[Page and application data records]
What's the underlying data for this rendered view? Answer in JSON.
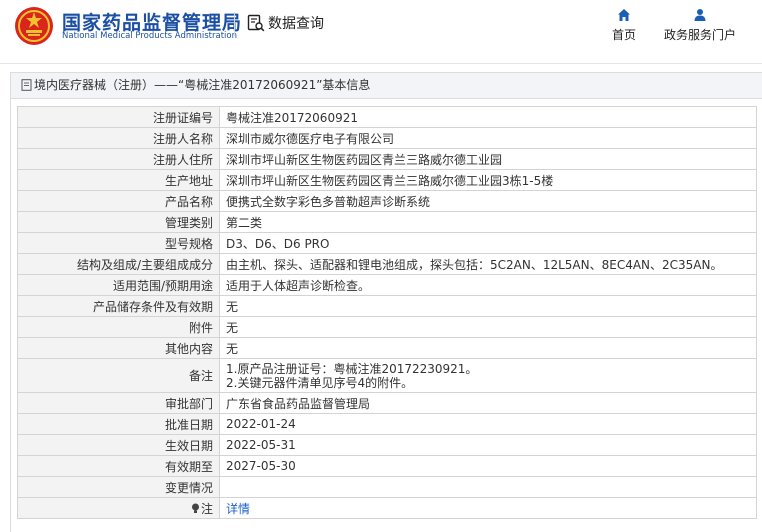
{
  "header": {
    "brand_cn": "国家药品监督管理局",
    "brand_en": "National Medical Products Administration",
    "query_label": "数据查询",
    "nav": [
      {
        "label": "首页",
        "icon": "home-icon"
      },
      {
        "label": "政务服务门户",
        "icon": "user-icon"
      }
    ],
    "colors": {
      "brand": "#1b4fa3",
      "nav_icon": "#1a5fb4",
      "logo_red": "#d9251c",
      "logo_gold": "#f2c12e"
    }
  },
  "panel": {
    "title": "境内医疗器械（注册）——“粤械注准20172060921”基本信息"
  },
  "rows": [
    {
      "label": "注册证编号",
      "value": "粤械注准20172060921"
    },
    {
      "label": "注册人名称",
      "value": "深圳市威尔德医疗电子有限公司"
    },
    {
      "label": "注册人住所",
      "value": "深圳市坪山新区生物医药园区青兰三路威尔德工业园"
    },
    {
      "label": "生产地址",
      "value": "深圳市坪山新区生物医药园区青兰三路威尔德工业园3栋1-5楼"
    },
    {
      "label": "产品名称",
      "value": "便携式全数字彩色多普勒超声诊断系统"
    },
    {
      "label": "管理类别",
      "value": "第二类"
    },
    {
      "label": "型号规格",
      "value": "D3、D6、D6 PRO"
    },
    {
      "label": "结构及组成/主要组成成分",
      "value": "由主机、探头、适配器和锂电池组成，探头包括：5C2AN、12L5AN、8EC4AN、2C35AN。"
    },
    {
      "label": "适用范围/预期用途",
      "value": "适用于人体超声诊断检查。"
    },
    {
      "label": "产品储存条件及有效期",
      "value": "无"
    },
    {
      "label": "附件",
      "value": "无"
    },
    {
      "label": "其他内容",
      "value": "无"
    },
    {
      "label": "备注",
      "lines": [
        "1.原产品注册证号：粤械注准20172230921。",
        "2.关键元器件清单见序号4的附件。"
      ]
    },
    {
      "label": "审批部门",
      "value": "广东省食品药品监督管理局"
    },
    {
      "label": "批准日期",
      "value": "2022-01-24"
    },
    {
      "label": "生效日期",
      "value": "2022-05-31"
    },
    {
      "label": "有效期至",
      "value": "2027-05-30"
    },
    {
      "label": "变更情况",
      "value": ""
    },
    {
      "label": "注",
      "value": "详情",
      "icon": "lightbulb-icon"
    }
  ]
}
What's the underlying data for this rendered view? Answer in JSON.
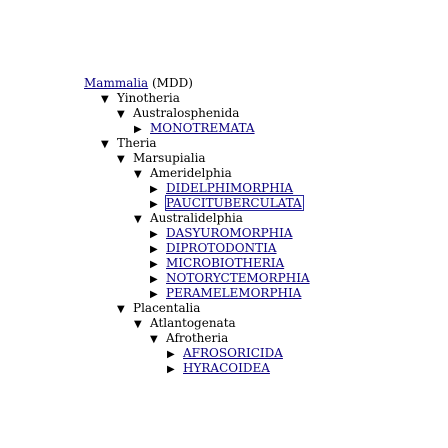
{
  "tree": {
    "root_link": "Mammalia",
    "root_suffix": " (MDD)",
    "toggle_expanded": "▼",
    "toggle_collapsed": "▶",
    "nodes": [
      {
        "label": "Yinotheria"
      },
      {
        "label": "Australosphenida"
      },
      {
        "label": "MONOTREMATA"
      },
      {
        "label": "Theria"
      },
      {
        "label": "Marsupialia"
      },
      {
        "label": "Ameridelphia"
      },
      {
        "label": "DIDELPHIMORPHIA"
      },
      {
        "label": "PAUCITUBERCULATA"
      },
      {
        "label": "Australidelphia"
      },
      {
        "label": "DASYUROMORPHIA"
      },
      {
        "label": "DIPROTODONTIA"
      },
      {
        "label": "MICROBIOTHERIA"
      },
      {
        "label": "NOTORYCTEMORPHIA"
      },
      {
        "label": "PERAMELEMORPHIA"
      },
      {
        "label": "Placentalia"
      },
      {
        "label": "Atlantogenata"
      },
      {
        "label": "Afrotheria"
      },
      {
        "label": "AFROSORICIDA"
      },
      {
        "label": "HYRACOIDEA"
      }
    ]
  }
}
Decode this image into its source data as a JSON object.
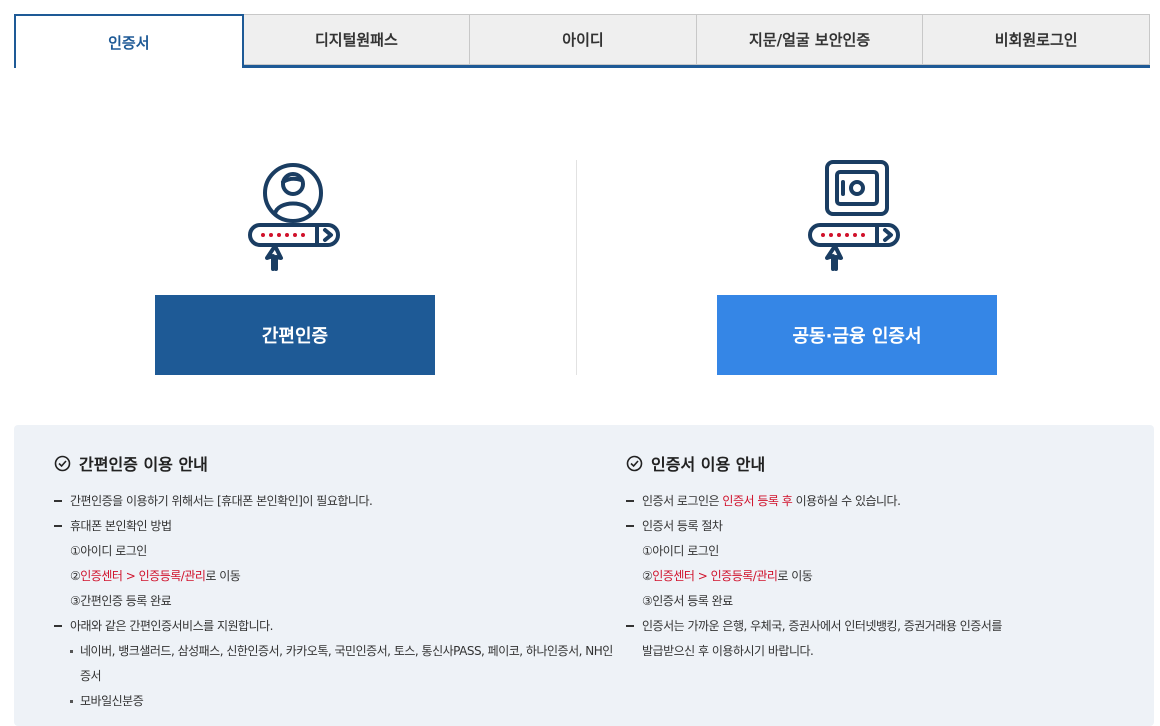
{
  "tabs": [
    {
      "label": "인증서",
      "active": true
    },
    {
      "label": "디지털원패스",
      "active": false
    },
    {
      "label": "아이디",
      "active": false
    },
    {
      "label": "지문/얼굴 보안인증",
      "active": false
    },
    {
      "label": "비회원로그인",
      "active": false
    }
  ],
  "options": {
    "simple": {
      "label": "간편인증",
      "icon": "user-password-icon",
      "color": "#1e5a96"
    },
    "cert": {
      "label": "공동·금융 인증서",
      "icon": "safe-password-icon",
      "color": "#3586e6"
    }
  },
  "colors": {
    "accent": "#1e5a96",
    "highlight": "#d0112b",
    "panel": "#eef2f7"
  },
  "guide_left": {
    "title": "간편인증 이용 안내",
    "l1": "간편인증을 이용하기 위해서는 [휴대폰 본인확인]이 필요합니다.",
    "l2": "휴대폰 본인확인 방법",
    "s1": "①아이디 로그인",
    "s2_prefix": "②",
    "s2_red": "인증센터 > 인증등록/관리",
    "s2_suffix": "로 이동",
    "s3": "③간편인증 등록 완료",
    "l3": "아래와 같은 간편인증서비스를 지원합니다.",
    "b1_line1": "네이버, 뱅크샐러드, 삼성패스, 신한인증서, 카카오톡, 국민인증서, 토스, 통신사PASS, 페이코, 하나인증서, NH인",
    "b1_line2": "증서",
    "b2": "모바일신분증"
  },
  "guide_right": {
    "title": "인증서 이용 안내",
    "l1_prefix": "인증서 로그인은 ",
    "l1_red": "인증서 등록 후",
    "l1_suffix": " 이용하실 수 있습니다.",
    "l2": "인증서 등록 절차",
    "s1": "①아이디 로그인",
    "s2_prefix": "②",
    "s2_red": "인증센터 > 인증등록/관리",
    "s2_suffix": "로 이동",
    "s3": "③인증서 등록 완료",
    "l3_line1": "인증서는 가까운 은행, 우체국, 증권사에서 인터넷뱅킹, 증권거래용 인증서를",
    "l3_line2": "발급받으신 후 이용하시기 바랍니다."
  }
}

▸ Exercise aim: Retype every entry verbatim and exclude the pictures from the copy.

▸ Response for this exercise:
What's the underlying data for this rendered view? Answer in JSON.
{
  "header": {
    "brand_cn": "国家药品监督管理局",
    "brand_en": "National Medical Products Administration",
    "query_label": "数据查询",
    "nav": [
      {
        "label": "首页",
        "icon": "home-icon"
      },
      {
        "label": "政务服务门户",
        "icon": "user-icon"
      }
    ],
    "colors": {
      "brand": "#1b4fa3",
      "nav_icon": "#1a5fb4",
      "logo_red": "#d9251c",
      "logo_gold": "#f2c12e"
    }
  },
  "panel": {
    "title": "境内医疗器械（注册）——“粤械注准20172060921”基本信息"
  },
  "rows": [
    {
      "label": "注册证编号",
      "value": "粤械注准20172060921"
    },
    {
      "label": "注册人名称",
      "value": "深圳市威尔德医疗电子有限公司"
    },
    {
      "label": "注册人住所",
      "value": "深圳市坪山新区生物医药园区青兰三路威尔德工业园"
    },
    {
      "label": "生产地址",
      "value": "深圳市坪山新区生物医药园区青兰三路威尔德工业园3栋1-5楼"
    },
    {
      "label": "产品名称",
      "value": "便携式全数字彩色多普勒超声诊断系统"
    },
    {
      "label": "管理类别",
      "value": "第二类"
    },
    {
      "label": "型号规格",
      "value": "D3、D6、D6 PRO"
    },
    {
      "label": "结构及组成/主要组成成分",
      "value": "由主机、探头、适配器和锂电池组成，探头包括：5C2AN、12L5AN、8EC4AN、2C35AN。"
    },
    {
      "label": "适用范围/预期用途",
      "value": "适用于人体超声诊断检查。"
    },
    {
      "label": "产品储存条件及有效期",
      "value": "无"
    },
    {
      "label": "附件",
      "value": "无"
    },
    {
      "label": "其他内容",
      "value": "无"
    },
    {
      "label": "备注",
      "lines": [
        "1.原产品注册证号：粤械注准20172230921。",
        "2.关键元器件清单见序号4的附件。"
      ]
    },
    {
      "label": "审批部门",
      "value": "广东省食品药品监督管理局"
    },
    {
      "label": "批准日期",
      "value": "2022-01-24"
    },
    {
      "label": "生效日期",
      "value": "2022-05-31"
    },
    {
      "label": "有效期至",
      "value": "2027-05-30"
    },
    {
      "label": "变更情况",
      "value": ""
    },
    {
      "label": "注",
      "value": "详情",
      "icon": "lightbulb-icon"
    }
  ]
}
What's the underlying data for this rendered view? Answer in JSON.
{
  "tree": {
    "root_link": "Mammalia",
    "root_suffix": " (MDD)",
    "toggle_expanded": "▼",
    "toggle_collapsed": "▶",
    "nodes": [
      {
        "label": "Yinotheria"
      },
      {
        "label": "Australosphenida"
      },
      {
        "label": "MONOTREMATA"
      },
      {
        "label": "Theria"
      },
      {
        "label": "Marsupialia"
      },
      {
        "label": "Ameridelphia"
      },
      {
        "label": "DIDELPHIMORPHIA"
      },
      {
        "label": "PAUCITUBERCULATA"
      },
      {
        "label": "Australidelphia"
      },
      {
        "label": "DASYUROMORPHIA"
      },
      {
        "label": "DIPROTODONTIA"
      },
      {
        "label": "MICROBIOTHERIA"
      },
      {
        "label": "NOTORYCTEMORPHIA"
      },
      {
        "label": "PERAMELEMORPHIA"
      },
      {
        "label": "Placentalia"
      },
      {
        "label": "Atlantogenata"
      },
      {
        "label": "Afrotheria"
      },
      {
        "label": "AFROSORICIDA"
      },
      {
        "label": "HYRACOIDEA"
      }
    ]
  }
}
Decode this image into its source data as a JSON object.
{
  "tabs": [
    {
      "label": "인증서",
      "active": true
    },
    {
      "label": "디지털원패스",
      "active": false
    },
    {
      "label": "아이디",
      "active": false
    },
    {
      "label": "지문/얼굴 보안인증",
      "active": false
    },
    {
      "label": "비회원로그인",
      "active": false
    }
  ],
  "options": {
    "simple": {
      "label": "간편인증",
      "icon": "user-password-icon",
      "color": "#1e5a96"
    },
    "cert": {
      "label": "공동·금융 인증서",
      "icon": "safe-password-icon",
      "color": "#3586e6"
    }
  },
  "colors": {
    "accent": "#1e5a96",
    "highlight": "#d0112b",
    "panel": "#eef2f7"
  },
  "guide_left": {
    "title": "간편인증 이용 안내",
    "l1": "간편인증을 이용하기 위해서는 [휴대폰 본인확인]이 필요합니다.",
    "l2": "휴대폰 본인확인 방법",
    "s1": "①아이디 로그인",
    "s2_prefix": "②",
    "s2_red": "인증센터 > 인증등록/관리",
    "s2_suffix": "로 이동",
    "s3": "③간편인증 등록 완료",
    "l3": "아래와 같은 간편인증서비스를 지원합니다.",
    "b1_line1": "네이버, 뱅크샐러드, 삼성패스, 신한인증서, 카카오톡, 국민인증서, 토스, 통신사PASS, 페이코, 하나인증서, NH인",
    "b1_line2": "증서",
    "b2": "모바일신분증"
  },
  "guide_right": {
    "title": "인증서 이용 안내",
    "l1_prefix": "인증서 로그인은 ",
    "l1_red": "인증서 등록 후",
    "l1_suffix": " 이용하실 수 있습니다.",
    "l2": "인증서 등록 절차",
    "s1": "①아이디 로그인",
    "s2_prefix": "②",
    "s2_red": "인증센터 > 인증등록/관리",
    "s2_suffix": "로 이동",
    "s3": "③인증서 등록 완료",
    "l3_line1": "인증서는 가까운 은행, 우체국, 증권사에서 인터넷뱅킹, 증권거래용 인증서를",
    "l3_line2": "발급받으신 후 이용하시기 바랍니다."
  }
}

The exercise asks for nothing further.